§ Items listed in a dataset
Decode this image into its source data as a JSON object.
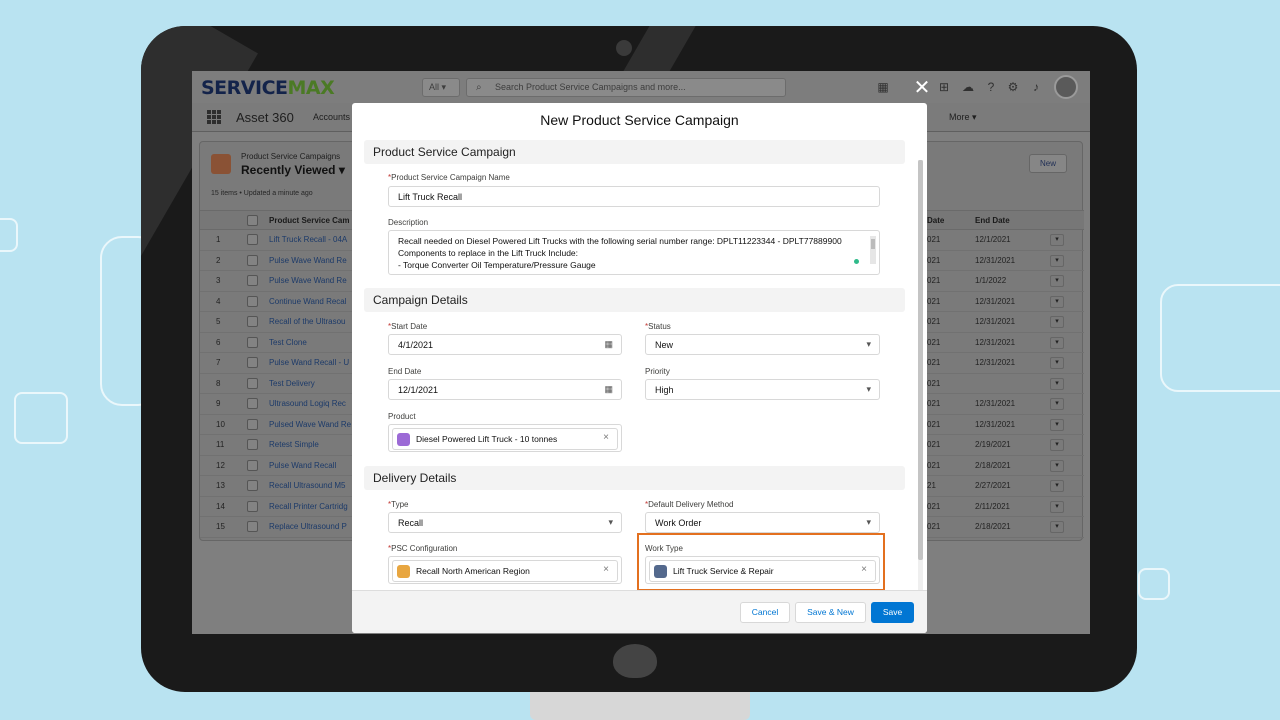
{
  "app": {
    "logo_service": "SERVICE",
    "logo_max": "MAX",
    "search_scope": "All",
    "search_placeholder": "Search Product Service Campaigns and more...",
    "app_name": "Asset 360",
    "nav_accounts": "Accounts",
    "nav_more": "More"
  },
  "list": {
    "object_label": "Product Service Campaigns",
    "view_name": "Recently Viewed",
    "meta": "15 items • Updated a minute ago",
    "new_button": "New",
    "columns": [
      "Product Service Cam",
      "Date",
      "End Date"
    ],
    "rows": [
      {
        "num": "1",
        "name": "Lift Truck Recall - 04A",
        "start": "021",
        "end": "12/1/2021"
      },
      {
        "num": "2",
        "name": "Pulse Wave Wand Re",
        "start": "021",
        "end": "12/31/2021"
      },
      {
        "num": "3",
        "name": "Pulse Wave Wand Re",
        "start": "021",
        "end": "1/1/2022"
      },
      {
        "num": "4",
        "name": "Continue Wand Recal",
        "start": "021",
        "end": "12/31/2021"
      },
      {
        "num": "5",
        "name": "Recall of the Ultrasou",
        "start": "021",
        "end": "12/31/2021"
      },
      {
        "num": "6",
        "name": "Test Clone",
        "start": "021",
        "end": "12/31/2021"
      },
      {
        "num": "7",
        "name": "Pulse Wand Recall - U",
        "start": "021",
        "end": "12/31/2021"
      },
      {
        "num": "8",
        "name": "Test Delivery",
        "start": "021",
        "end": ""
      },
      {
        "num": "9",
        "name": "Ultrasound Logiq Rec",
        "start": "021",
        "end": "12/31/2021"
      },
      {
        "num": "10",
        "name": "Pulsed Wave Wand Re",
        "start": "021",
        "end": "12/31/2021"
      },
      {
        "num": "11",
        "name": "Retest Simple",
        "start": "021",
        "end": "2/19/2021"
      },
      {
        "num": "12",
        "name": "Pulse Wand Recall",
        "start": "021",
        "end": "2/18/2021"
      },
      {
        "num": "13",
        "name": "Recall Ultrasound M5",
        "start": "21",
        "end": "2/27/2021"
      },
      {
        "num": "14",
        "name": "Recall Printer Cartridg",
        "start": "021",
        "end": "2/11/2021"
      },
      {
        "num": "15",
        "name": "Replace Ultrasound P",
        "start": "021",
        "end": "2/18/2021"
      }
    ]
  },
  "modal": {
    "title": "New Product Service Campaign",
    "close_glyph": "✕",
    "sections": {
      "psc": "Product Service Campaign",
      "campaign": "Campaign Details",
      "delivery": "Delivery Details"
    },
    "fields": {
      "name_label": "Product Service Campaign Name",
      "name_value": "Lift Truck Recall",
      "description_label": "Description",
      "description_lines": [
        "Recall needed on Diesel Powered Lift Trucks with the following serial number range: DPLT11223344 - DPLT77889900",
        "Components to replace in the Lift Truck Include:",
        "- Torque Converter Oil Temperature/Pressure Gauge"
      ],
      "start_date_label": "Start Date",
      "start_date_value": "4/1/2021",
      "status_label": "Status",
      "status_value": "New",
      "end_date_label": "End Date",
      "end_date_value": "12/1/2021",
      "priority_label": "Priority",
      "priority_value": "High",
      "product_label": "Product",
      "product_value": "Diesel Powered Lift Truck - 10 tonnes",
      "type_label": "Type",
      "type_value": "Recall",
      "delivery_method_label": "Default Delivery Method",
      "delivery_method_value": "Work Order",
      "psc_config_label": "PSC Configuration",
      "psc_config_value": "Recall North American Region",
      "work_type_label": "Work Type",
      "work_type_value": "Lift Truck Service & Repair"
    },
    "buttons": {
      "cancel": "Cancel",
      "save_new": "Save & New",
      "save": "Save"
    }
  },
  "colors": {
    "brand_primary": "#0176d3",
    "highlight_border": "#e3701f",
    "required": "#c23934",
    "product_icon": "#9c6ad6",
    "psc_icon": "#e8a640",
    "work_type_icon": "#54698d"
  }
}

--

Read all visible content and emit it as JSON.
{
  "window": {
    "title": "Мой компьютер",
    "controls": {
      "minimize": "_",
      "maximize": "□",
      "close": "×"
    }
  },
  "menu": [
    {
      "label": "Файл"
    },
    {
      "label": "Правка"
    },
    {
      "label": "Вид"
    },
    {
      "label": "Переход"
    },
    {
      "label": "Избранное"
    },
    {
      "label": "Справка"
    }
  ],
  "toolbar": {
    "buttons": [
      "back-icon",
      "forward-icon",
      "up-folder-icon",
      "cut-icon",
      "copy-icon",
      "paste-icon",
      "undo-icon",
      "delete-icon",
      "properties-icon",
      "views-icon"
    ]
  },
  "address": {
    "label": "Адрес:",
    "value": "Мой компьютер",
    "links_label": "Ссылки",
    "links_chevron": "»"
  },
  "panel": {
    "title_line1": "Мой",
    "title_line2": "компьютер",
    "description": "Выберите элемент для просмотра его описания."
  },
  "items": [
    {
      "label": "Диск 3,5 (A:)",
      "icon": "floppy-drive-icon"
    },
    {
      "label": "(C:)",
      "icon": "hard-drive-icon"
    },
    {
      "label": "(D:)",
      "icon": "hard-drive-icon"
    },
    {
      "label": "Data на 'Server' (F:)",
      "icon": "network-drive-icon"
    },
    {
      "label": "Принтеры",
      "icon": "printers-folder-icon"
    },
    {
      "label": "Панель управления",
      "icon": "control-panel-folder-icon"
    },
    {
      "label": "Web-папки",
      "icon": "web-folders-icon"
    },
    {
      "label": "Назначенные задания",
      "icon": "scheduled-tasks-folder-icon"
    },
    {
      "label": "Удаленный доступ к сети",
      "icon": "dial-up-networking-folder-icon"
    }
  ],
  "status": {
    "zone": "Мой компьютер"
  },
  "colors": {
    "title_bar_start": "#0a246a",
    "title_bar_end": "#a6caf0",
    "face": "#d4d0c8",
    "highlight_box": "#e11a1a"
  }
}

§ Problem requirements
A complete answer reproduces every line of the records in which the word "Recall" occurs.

§ Output for this exercise
        "name": "Lift Truck Recall - 04A",
        "name": "Recall of the Ultrasou",
        "name": "Pulse Wand Recall - U",
        "name": "Pulse Wand Recall",
        "name": "Recall Ultrasound M5",
        "name": "Recall Printer Cartridg",
      "name_value": "Lift Truck Recall",
        "Recall needed on Diesel Powered Lift Trucks with the following serial number range: DPLT11223344 - DPLT77889900",
      "type_value": "Recall",
      "psc_config_value": "Recall North American Region",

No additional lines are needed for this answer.